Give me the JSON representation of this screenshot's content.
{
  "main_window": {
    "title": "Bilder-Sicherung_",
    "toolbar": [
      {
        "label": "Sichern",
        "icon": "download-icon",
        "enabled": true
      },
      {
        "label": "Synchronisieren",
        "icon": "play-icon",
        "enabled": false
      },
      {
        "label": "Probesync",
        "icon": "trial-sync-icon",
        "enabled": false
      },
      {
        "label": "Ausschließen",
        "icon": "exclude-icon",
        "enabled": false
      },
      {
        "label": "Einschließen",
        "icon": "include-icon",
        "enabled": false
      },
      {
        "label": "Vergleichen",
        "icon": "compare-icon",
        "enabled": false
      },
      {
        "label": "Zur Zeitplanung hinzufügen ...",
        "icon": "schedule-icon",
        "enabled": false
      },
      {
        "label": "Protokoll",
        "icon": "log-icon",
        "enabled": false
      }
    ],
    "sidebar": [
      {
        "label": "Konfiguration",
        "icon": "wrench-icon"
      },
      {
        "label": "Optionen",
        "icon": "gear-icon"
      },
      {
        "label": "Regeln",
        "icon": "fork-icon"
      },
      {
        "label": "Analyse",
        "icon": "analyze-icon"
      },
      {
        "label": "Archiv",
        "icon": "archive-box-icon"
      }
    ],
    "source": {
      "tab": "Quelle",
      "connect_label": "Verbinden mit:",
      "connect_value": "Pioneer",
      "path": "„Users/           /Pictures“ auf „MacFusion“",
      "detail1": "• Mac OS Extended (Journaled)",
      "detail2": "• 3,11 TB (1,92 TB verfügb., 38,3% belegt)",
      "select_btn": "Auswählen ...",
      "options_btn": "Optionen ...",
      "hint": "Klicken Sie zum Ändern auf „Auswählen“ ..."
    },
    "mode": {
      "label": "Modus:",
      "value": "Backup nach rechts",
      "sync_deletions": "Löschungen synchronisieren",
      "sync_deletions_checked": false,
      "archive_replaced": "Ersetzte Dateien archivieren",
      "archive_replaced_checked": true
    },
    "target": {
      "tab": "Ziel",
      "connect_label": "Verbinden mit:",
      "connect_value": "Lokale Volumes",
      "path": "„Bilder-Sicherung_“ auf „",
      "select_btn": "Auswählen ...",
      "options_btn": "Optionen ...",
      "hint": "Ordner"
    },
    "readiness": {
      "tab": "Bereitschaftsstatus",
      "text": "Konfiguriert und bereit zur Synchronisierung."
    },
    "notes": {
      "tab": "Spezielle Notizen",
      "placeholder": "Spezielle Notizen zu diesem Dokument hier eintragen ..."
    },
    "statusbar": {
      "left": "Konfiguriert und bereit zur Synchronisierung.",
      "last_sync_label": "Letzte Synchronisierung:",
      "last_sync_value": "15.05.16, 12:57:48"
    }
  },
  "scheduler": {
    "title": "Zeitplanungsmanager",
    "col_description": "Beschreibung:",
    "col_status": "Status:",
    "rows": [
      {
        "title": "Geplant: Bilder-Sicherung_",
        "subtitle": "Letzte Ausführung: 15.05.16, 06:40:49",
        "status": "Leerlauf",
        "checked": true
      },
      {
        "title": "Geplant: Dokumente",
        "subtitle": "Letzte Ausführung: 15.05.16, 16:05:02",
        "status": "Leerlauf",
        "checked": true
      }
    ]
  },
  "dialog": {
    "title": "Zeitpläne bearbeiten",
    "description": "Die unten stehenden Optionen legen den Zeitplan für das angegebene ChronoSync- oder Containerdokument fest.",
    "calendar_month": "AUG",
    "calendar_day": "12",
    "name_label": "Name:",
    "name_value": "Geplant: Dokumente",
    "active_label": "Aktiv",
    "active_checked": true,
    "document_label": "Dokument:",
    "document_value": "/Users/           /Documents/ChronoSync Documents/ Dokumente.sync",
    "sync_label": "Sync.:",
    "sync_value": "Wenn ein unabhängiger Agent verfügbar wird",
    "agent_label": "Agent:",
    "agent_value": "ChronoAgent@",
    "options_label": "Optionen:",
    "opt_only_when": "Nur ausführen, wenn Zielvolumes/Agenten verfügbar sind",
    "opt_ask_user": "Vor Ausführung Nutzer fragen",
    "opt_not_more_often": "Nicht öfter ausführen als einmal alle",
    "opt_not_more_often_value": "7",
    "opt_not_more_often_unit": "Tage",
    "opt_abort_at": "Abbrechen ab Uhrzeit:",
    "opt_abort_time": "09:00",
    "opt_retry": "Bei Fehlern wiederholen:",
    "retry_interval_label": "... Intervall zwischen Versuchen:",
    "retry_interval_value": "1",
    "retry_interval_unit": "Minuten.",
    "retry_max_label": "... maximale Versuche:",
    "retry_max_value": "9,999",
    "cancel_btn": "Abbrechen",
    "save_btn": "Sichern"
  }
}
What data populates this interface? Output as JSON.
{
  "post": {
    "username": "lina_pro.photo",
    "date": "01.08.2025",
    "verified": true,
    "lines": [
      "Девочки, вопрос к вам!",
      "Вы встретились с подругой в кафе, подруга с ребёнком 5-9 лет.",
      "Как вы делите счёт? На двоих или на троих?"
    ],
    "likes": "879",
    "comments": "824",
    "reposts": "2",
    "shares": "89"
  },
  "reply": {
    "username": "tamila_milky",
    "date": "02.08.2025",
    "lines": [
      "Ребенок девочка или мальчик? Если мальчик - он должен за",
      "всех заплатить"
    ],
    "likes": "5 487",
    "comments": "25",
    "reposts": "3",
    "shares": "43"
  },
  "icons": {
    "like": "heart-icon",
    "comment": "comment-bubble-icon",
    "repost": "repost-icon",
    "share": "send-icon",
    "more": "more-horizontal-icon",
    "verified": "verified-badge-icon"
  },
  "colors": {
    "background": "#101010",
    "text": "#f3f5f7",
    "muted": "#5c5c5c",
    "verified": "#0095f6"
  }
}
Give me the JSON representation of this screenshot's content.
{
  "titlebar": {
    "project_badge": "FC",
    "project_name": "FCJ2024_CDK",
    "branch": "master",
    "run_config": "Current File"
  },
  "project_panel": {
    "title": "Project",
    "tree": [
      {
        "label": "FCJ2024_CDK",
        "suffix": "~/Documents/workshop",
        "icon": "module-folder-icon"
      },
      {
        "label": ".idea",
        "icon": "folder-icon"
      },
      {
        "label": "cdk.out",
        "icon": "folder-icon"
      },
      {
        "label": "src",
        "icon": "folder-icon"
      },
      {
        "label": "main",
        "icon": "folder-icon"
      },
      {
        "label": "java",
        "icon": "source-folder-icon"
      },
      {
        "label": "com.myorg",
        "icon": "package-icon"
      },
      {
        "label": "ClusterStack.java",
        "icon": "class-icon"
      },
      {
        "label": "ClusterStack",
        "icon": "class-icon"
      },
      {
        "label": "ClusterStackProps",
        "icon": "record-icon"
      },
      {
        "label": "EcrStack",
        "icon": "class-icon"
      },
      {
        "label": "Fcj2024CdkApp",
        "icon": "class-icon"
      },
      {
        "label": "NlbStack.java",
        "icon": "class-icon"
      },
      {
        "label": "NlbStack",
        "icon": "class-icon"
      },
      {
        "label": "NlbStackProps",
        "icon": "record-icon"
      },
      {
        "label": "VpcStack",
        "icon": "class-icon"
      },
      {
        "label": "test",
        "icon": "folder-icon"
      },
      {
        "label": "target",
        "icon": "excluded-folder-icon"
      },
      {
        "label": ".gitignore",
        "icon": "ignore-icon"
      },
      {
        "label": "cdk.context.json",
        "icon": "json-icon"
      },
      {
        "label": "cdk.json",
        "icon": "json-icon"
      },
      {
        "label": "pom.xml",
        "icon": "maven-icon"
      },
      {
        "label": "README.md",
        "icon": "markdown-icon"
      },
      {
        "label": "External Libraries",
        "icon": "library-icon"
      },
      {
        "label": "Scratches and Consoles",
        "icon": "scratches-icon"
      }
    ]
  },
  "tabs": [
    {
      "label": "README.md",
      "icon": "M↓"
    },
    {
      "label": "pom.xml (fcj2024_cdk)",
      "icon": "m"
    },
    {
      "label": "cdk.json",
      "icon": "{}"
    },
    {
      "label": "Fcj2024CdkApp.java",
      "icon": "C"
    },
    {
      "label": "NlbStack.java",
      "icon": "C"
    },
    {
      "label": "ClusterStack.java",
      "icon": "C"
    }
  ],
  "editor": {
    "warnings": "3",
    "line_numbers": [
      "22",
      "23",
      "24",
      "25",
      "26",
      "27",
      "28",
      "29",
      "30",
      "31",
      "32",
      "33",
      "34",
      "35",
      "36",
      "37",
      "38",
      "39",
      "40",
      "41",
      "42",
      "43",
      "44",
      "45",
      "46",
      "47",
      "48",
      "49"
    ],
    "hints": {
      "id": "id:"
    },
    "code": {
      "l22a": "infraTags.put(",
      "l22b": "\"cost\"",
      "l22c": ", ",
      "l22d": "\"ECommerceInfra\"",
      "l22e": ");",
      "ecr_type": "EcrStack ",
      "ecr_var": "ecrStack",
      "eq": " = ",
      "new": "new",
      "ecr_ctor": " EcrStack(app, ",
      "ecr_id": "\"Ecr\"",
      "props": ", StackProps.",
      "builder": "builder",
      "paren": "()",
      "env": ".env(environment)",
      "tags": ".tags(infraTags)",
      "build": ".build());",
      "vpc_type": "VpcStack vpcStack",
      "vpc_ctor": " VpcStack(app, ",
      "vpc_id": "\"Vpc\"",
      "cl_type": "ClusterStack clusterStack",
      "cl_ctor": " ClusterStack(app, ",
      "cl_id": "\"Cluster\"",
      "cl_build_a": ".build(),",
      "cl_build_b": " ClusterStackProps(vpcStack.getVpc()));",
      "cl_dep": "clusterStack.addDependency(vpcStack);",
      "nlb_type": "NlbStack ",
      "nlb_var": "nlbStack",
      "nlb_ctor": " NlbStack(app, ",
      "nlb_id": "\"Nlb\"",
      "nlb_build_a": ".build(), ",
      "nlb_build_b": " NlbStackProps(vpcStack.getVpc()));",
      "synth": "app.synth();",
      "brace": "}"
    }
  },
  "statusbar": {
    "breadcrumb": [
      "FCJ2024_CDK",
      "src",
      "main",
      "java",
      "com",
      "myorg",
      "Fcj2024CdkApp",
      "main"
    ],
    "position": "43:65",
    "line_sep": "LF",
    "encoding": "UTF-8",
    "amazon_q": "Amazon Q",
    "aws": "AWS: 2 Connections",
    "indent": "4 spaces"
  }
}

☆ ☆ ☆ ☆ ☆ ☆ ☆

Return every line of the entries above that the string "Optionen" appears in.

RESPONSE FOR THIS EXERCISE:
        "label": "Optionen",
      "options_btn": "Optionen ...",
      "options_btn": "Optionen ...",
    "description": "Die unten stehenden Optionen legen den Zeitplan für das angegebene ChronoSync- oder Containerdokument fest.",
    "options_label": "Optionen:",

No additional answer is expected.